# WORK INSTRUCTIONS
Find every line in the material below with the string "subtitle" and state how many there are, with no other text.

# SUPPLIED DATA
▼

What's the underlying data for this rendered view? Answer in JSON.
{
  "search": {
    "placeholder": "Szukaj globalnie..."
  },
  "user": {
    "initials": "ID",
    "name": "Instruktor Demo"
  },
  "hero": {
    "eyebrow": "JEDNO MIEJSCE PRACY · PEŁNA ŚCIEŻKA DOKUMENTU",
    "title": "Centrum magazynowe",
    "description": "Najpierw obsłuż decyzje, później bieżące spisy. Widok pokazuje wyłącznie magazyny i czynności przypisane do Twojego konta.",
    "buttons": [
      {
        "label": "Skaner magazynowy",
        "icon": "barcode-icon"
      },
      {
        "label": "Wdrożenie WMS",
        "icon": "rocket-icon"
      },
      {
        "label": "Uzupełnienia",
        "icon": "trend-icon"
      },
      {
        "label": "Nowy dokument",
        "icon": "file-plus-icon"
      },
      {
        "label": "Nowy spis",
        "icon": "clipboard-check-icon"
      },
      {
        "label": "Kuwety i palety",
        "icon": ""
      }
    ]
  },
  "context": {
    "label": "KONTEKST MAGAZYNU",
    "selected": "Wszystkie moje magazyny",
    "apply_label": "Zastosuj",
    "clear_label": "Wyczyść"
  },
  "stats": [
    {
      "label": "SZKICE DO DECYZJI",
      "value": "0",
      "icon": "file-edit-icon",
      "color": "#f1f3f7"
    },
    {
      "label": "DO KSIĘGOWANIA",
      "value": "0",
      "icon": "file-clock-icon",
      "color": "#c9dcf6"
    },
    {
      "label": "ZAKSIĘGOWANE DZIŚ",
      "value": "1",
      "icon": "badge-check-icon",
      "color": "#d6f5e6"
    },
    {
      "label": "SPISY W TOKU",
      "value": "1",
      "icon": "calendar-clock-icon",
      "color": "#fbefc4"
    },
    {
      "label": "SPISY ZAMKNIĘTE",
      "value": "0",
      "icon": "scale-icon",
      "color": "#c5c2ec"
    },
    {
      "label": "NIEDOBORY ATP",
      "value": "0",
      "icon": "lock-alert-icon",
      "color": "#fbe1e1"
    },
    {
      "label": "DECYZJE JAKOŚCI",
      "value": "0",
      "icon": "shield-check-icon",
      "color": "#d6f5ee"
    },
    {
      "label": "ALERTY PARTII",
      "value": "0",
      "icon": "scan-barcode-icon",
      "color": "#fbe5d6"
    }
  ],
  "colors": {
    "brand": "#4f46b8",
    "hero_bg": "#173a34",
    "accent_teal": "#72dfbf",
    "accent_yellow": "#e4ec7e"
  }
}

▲
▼

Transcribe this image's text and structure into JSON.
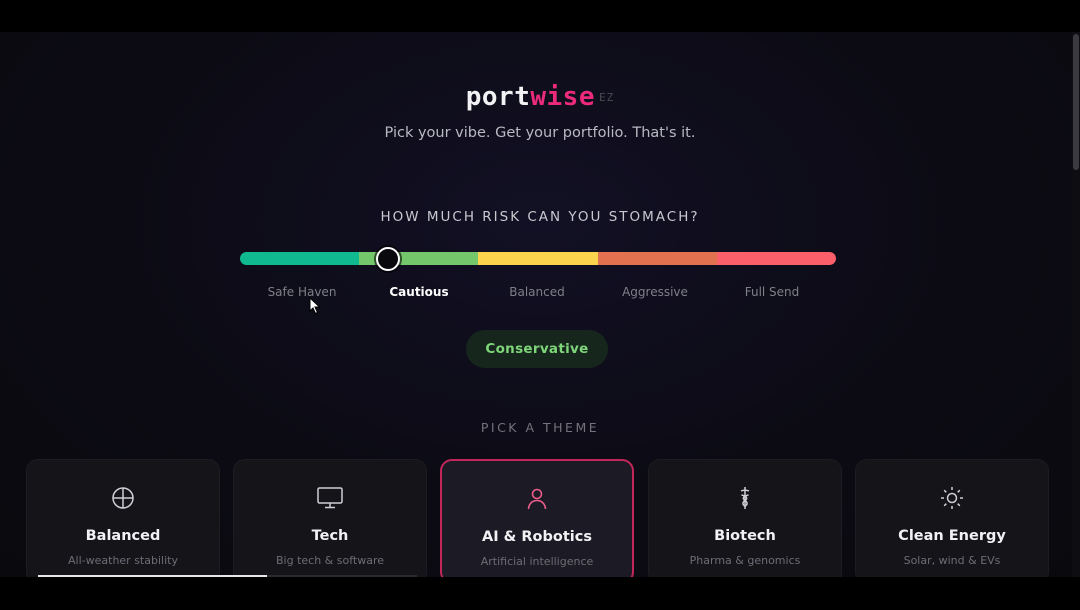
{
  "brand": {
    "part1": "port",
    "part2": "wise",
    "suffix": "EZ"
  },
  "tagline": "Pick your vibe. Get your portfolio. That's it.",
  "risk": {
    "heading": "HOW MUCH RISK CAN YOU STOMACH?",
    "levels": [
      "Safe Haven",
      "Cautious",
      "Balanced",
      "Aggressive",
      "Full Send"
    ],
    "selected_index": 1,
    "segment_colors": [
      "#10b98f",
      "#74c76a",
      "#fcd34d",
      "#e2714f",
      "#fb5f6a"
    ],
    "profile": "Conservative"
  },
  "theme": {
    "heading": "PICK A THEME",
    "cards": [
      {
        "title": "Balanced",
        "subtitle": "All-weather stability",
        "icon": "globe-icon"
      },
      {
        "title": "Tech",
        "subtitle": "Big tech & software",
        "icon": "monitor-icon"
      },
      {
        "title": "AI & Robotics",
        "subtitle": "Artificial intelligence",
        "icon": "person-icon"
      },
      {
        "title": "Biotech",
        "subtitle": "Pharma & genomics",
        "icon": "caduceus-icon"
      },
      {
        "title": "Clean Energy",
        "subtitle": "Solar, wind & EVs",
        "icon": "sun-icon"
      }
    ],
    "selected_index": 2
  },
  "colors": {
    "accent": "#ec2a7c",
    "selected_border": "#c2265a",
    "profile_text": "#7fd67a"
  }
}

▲

# TASK SOLUTION
5